== Page and application data records ==
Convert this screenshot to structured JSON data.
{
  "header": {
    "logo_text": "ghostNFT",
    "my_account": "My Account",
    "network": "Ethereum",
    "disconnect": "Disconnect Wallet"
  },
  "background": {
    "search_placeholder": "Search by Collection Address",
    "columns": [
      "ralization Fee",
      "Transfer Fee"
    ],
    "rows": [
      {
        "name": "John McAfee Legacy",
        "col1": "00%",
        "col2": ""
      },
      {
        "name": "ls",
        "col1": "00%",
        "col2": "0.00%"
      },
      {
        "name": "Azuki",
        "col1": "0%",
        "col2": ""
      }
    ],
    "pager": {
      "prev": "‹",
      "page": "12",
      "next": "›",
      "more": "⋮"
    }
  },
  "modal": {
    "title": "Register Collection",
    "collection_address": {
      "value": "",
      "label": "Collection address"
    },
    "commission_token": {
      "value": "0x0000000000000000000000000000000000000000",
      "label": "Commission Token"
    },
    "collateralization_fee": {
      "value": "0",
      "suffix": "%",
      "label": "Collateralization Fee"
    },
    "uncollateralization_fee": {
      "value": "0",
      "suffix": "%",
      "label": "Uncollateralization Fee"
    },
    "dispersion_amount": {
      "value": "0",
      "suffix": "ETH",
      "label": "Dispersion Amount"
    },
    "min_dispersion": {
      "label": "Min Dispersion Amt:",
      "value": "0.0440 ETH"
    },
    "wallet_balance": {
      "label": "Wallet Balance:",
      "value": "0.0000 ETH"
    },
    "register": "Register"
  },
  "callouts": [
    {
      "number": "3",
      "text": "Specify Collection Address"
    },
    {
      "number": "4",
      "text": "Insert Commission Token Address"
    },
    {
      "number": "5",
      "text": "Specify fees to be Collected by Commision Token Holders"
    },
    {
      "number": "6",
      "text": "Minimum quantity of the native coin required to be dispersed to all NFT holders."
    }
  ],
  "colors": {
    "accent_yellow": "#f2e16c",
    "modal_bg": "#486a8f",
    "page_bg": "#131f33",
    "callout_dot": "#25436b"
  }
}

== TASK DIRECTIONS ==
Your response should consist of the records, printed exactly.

== RESPONSE ==
Convert this screenshot to structured JSON data.
{
  "header": {
    "logo_text": "ghostNFT",
    "my_account": "My Account",
    "network": "Ethereum",
    "disconnect": "Disconnect Wallet"
  },
  "background": {
    "search_placeholder": "Search by Collection Address",
    "columns": [
      "ralization Fee",
      "Transfer Fee"
    ],
    "rows": [
      {
        "name": "John McAfee Legacy",
        "col1": "00%",
        "col2": ""
      },
      {
        "name": "ls",
        "col1": "00%",
        "col2": "0.00%"
      },
      {
        "name": "Azuki",
        "col1": "0%",
        "col2": ""
      }
    ],
    "pager": {
      "prev": "‹",
      "page": "12",
      "next": "›",
      "more": "⋮"
    }
  },
  "modal": {
    "title": "Register Collection",
    "collection_address": {
      "value": "",
      "label": "Collection address"
    },
    "commission_token": {
      "value": "0x0000000000000000000000000000000000000000",
      "label": "Commission Token"
    },
    "collateralization_fee": {
      "value": "0",
      "suffix": "%",
      "label": "Collateralization Fee"
    },
    "uncollateralization_fee": {
      "value": "0",
      "suffix": "%",
      "label": "Uncollateralization Fee"
    },
    "dispersion_amount": {
      "value": "0",
      "suffix": "ETH",
      "label": "Dispersion Amount"
    },
    "min_dispersion": {
      "label": "Min Dispersion Amt:",
      "value": "0.0440 ETH"
    },
    "wallet_balance": {
      "label": "Wallet Balance:",
      "value": "0.0000 ETH"
    },
    "register": "Register"
  },
  "callouts": [
    {
      "number": "3",
      "text": "Specify Collection Address"
    },
    {
      "number": "4",
      "text": "Insert Commission Token Address"
    },
    {
      "number": "5",
      "text": "Specify fees to be Collected by Commision Token Holders"
    },
    {
      "number": "6",
      "text": "Minimum quantity of the native coin required to be dispersed to all NFT holders."
    }
  ],
  "colors": {
    "accent_yellow": "#f2e16c",
    "modal_bg": "#486a8f",
    "page_bg": "#131f33",
    "callout_dot": "#25436b"
  }
}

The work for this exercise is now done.